After the release of PT from Hideo Kojima, which is a vivid first-person horror, Capcom was afraid that players would consider RE: 7 to be only a parody. However, that all changed when the developers released a small tech demo for PlayStation VR called “KITCHEN” at E3 2015. The unexpectedly enthusiastic feedback from the players made the producers think, and in the end it was decided to make RE7 fully compatible with VR.
“During development, we were constantly asked if fear would be unbearable in VR. To be honest, that’s exactly what we were looking for. We hope that those who completed RE7 in VR experienced a truly scary experience,” said Kawata.
At E3 2016, the game itself was finally announced. It became clear that Koshi Nakanishi, who was in charge of RE: Revelations, had become the creative director of the project. It is noteworthy that for the first time in the history of the series, an American screenwriter, namely Richard Piercy, who managed to work on the FEAR line and the Spec Ops: The Line shooter, participated in the work on the plot of the game.
Immediately after the announcement, Capcom posted a demo of The Beginning Hour, designed to show players the atmosphere that awaits them in RE7. The game teaser turned out to be so popular that it was updated several times in the future, replenishing with locations and riddles. As of July 2016, The Beginning Hour has been downloaded over two million times.
“We didn’t expect players to unlock all the secrets of the demo so quickly, especially the puppet finger puzzle,” Kawata said. “We thought it would be a long time before everything became clear.”
Resident Evil 7 was released in January 2017 on PC, PS4, and XONE to worldwide acclaim. The main criticism concerned the VR component of the title and the campaign finale. It seemed to many that towards the end of the game, Resident Evil began to flirt with action elements too frankly again, pushing the horror component aside.
“Now even we already agree with this opinion,” Nakanishi admitted. “However, from a level design point of view, it is logical that in the first half of the game a person studied and solved secrets, so that in the second he had the confidence that now he could face the enemy face to face.”
RE7 had the third best debut in the line after RE4 and RE5, selling 2.5 million in its first week. Although Capcom failed to reach its target of 4 million, by 2021 the title has surpassed the 8.5 million mark.
The first year after the release, only PlayStation owners could use VR while playing the title, and there were no less than two hundred thousand such players. As a result, Resident Evil fans increased the average duration of a gaming session on PlayStation VR to an hour. By the way, an aromatic candle with the smell of an “abandoned house” was sold specifically for the VR experience.
Just a week after the release, Capcom released the first DLC, Banned Footage Vol. 1, including a new game mode and two scenarios. A month later, Banned Footage Vol. 2, and in December, an add-on was released using Chris and Zoe from previous parts of the series.
It is interesting that not all Resident Evil fans were delighted with the seemingly suitable RE7 concept for the series. Many hoped that the title would not achieve significant success, and soon the players again in the person of Leon would shoot back from hordes of monsters, dodging the plane flying at him.

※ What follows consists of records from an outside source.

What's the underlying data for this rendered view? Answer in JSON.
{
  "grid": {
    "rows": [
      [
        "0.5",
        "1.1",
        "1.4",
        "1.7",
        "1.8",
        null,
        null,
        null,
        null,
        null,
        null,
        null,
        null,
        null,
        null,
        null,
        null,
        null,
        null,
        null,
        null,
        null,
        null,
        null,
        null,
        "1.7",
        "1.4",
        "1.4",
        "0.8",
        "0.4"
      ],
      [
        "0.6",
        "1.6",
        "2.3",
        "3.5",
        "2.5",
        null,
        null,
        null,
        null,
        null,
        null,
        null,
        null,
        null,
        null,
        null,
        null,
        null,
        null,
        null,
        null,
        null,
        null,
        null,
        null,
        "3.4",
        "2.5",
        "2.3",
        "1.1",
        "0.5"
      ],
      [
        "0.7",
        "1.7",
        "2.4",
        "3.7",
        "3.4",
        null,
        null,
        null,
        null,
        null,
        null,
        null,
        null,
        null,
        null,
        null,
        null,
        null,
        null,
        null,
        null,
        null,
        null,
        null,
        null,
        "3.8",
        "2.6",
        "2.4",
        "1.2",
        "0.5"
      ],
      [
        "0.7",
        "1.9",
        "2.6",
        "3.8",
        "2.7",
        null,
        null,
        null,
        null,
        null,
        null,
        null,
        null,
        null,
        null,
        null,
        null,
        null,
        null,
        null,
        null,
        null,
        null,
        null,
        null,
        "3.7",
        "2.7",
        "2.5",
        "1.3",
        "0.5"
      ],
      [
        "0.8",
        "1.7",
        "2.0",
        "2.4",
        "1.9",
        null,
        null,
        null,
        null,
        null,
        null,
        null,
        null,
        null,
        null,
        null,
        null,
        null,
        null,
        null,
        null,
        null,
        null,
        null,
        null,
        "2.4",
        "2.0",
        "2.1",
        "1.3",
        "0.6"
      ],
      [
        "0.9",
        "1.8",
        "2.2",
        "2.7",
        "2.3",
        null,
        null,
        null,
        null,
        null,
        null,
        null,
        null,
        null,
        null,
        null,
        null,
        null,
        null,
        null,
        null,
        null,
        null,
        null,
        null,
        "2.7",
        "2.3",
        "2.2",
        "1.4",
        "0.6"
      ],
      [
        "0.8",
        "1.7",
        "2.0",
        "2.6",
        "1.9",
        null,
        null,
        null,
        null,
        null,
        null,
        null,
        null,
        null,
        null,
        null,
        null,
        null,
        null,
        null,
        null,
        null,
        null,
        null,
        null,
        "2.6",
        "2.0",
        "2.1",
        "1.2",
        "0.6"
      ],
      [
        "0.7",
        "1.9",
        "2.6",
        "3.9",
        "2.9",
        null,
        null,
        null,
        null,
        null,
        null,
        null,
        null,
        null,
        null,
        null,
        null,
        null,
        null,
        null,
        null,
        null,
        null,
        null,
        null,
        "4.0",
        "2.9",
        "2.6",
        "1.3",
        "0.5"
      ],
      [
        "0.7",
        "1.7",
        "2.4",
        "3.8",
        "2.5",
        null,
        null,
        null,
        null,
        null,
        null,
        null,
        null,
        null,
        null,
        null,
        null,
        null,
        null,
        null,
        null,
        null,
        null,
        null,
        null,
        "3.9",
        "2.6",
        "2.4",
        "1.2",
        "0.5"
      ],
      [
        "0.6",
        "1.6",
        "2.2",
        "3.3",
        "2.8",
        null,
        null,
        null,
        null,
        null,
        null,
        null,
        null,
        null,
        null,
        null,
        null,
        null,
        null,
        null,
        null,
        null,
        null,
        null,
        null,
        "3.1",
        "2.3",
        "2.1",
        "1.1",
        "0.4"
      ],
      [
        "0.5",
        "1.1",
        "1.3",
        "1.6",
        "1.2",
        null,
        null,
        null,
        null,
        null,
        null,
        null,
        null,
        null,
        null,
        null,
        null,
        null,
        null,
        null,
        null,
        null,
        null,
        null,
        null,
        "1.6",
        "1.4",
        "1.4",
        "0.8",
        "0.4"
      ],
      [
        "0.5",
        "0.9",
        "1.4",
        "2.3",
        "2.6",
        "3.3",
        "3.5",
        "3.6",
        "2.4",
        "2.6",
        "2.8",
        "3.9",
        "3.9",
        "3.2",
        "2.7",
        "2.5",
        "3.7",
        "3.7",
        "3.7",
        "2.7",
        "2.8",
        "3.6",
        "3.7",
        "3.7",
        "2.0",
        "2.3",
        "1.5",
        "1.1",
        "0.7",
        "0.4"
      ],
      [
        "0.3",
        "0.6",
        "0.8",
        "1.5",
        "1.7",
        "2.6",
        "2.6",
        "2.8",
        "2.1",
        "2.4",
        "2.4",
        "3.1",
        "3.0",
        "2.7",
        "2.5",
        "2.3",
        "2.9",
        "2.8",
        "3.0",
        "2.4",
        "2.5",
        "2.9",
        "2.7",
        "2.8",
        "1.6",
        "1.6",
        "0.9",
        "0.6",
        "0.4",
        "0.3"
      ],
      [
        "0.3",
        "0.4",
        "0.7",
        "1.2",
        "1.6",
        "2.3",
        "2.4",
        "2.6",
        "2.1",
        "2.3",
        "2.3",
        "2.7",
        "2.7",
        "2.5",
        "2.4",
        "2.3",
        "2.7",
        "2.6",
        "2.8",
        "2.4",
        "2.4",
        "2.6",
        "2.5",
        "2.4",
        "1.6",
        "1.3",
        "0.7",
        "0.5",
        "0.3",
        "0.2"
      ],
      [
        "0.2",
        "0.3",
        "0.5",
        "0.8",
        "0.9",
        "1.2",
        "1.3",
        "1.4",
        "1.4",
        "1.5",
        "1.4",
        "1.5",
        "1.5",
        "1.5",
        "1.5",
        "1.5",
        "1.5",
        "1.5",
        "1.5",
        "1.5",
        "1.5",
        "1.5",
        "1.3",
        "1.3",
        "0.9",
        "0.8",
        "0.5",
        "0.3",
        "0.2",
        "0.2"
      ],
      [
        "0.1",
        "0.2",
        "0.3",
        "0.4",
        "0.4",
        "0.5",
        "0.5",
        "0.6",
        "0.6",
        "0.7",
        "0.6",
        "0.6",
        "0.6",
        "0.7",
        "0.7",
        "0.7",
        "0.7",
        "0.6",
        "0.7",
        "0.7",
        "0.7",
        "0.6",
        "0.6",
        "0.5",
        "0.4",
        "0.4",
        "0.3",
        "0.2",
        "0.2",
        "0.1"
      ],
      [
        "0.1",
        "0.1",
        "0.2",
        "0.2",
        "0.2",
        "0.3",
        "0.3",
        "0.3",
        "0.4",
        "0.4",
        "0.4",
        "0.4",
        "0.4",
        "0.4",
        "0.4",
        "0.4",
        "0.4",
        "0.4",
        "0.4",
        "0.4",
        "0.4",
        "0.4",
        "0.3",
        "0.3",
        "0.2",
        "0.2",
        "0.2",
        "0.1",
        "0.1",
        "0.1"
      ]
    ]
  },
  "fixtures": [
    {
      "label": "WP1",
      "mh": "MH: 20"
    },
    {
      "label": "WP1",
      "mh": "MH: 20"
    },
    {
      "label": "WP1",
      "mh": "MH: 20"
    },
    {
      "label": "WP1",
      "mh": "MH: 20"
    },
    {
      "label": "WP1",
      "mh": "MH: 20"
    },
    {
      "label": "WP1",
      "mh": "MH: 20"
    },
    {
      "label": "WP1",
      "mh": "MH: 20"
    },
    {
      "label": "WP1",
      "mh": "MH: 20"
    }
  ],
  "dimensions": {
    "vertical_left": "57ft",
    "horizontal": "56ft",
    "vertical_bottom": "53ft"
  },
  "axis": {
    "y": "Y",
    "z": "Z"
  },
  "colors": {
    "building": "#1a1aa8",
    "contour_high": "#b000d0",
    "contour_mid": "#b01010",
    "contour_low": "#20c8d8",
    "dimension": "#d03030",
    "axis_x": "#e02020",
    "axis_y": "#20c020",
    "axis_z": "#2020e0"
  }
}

However, everything turned out the other way around, and in January 2021, fans were already playing the first demo of the upcoming Resident Evil Village. Does this mean that we will not see more zombie action movies with a huge arsenal of weapons in the licensed parts of the series? Nakanishi advises not to jump to conclusions.
“One particular title will never be able to please the entire audience. We are by no means saying that the franchise will no longer return to action-oriented games, the creative director assured. “However, now the company decided to focus on a more intimate concept, in which Leon, flinching from a cockroach on his arm, would look completely out of place.”